A grant from The Fore helped get this social enterprise off the ground
The moment The Fore awarded Mindsum its very first grant was the moment the Manchester-based mental health social enterprise began the leap from idea to reality.
That unrestricted grant was enough to fund the development of what is today a brilliantly designed website and mobile app, using technology to provide services for the mental healthcare of children and young people. But the funding wasn’t the only support The Fore offered. All its grants are accompanied by access to pro bono support from professionals who can offer guidance in a range of specialties. One of these volunteers, from McKinsey, conducted a thorough competitive analysis that helped shape Mindsum’s strategic roadmap. “The access to skilled volunteers is very valuable,” says Fareed Baloch, Mindsum’s founder and CEO, “but most importantly, The Fore gave us psychological confidence and inspiration.”
Mindsum exists to make sure no child with a mental health condition is left unsupported. It believes everyone should have access to quality mental healthcare, irrespective of race, gender, location, or income. It is Fareed’s brainchild—and the subject is very personal for him. He was only 11 when his mother died from cancer in their small village in Pakistan, and her loss scarred his adolescence. Then, in 2018, his young son was diagnosed with autism, and he and his wife encountered a bewildering morass of conflicting, often vague information, and advice.
An engineer by training, Fareed left an airline industry management job when he moved to England in 2008 and began his new life as a serial entrepreneur. He promptly started a digital branding firm and a digital taxi dispatch system, which are both ongoing concerns. When his son was diagnosed, he realised that there was clearly a need for high-quality, curated information, peer support, active interventions, and family training—ideally available to anyone, regardless of income—and that his skillset and experience had prepared him to create that service.
With two startups already under his belt, venture capital funding was a world Fareed had come to understand. Finding grant money from the government or foundations, however, was another matter. As he was already juggling two ventures, the typical tediously long and complicated grant application required by most funders was not just discouraging, it was virtually insurmountable for him. Then he heard about The Fore.
The Fore’s grant-making process was different: a three-page summary to apply, focused on the compelling nature of the idea and transformative potential of the grant. “This way is more modern and agile, and it’s really well-designed to understand the impact an organisation could have on people’s lives,” Fareed says.

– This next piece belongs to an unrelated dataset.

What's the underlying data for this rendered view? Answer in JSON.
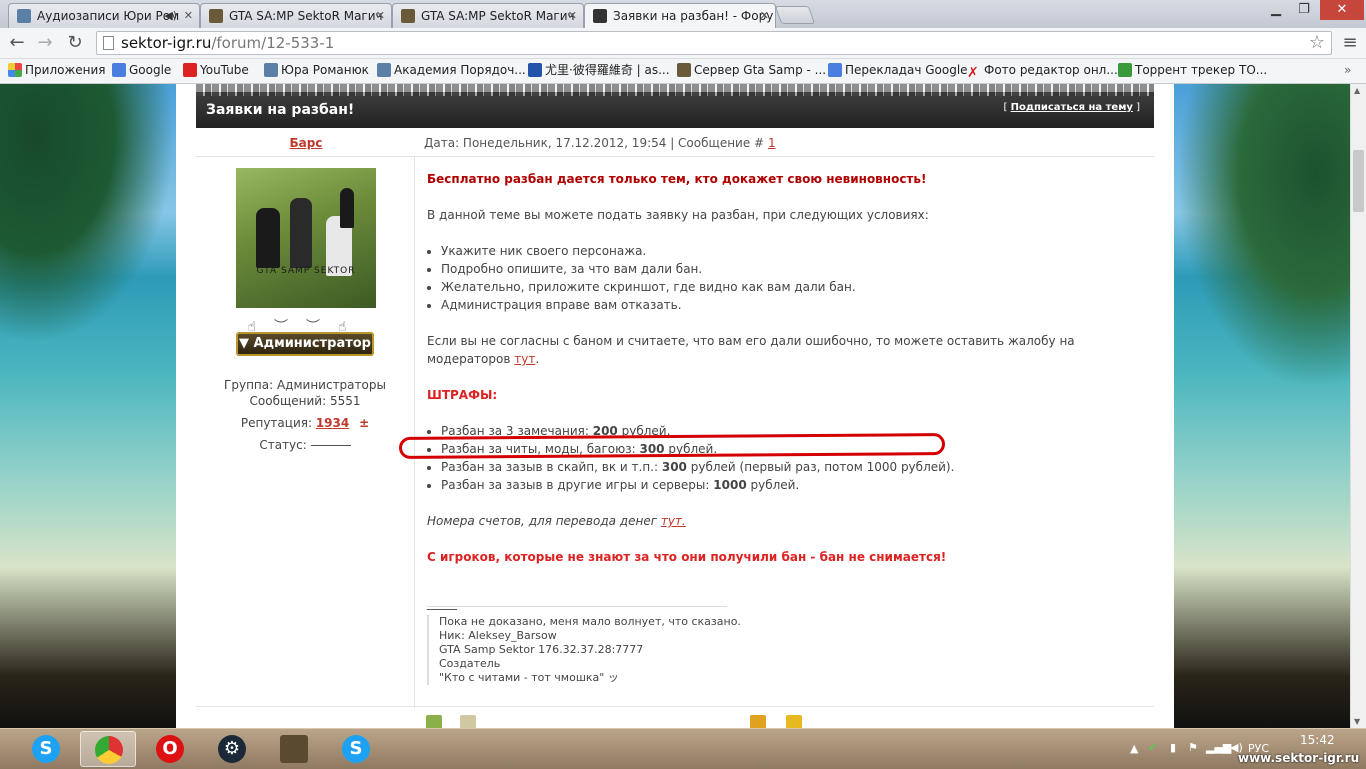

After his proposal made The Fore’s short list for consideration, an experienced consultant grantee assessor worked with him throughout the due diligence process. The assessor then prepared a one-page report to present to the grant-making panel. In 2021, The Fore awarded Mindsum £15,000 in unrestricted grant money.
That sum has led to a promising debut. In just three months after the February 2022 official launch, Mindsum had signed up more than 100 therapists to its online directory, and more than 1,600 families and youngsters consulted its platform for information, education, and guidance. Fareed is currently working with a group of academic experts in natural language processing, a form of artificial intelligence, to find funding to develop a chat-bot tool that uses sentiment analysis to enhance the therapeutic process.
However, like many of the smallest nonprofits and social enterprises, the enterprise—which still only consists of the founder, five part-time staffers, seven volunteers, and a pro bono board of advisors—must constantly pursue additional grants in addition to continuing to operate and grow their service. But having secured a foothold thanks to The Fore, Mindsum is on its way to giving young people and their families a brighter future.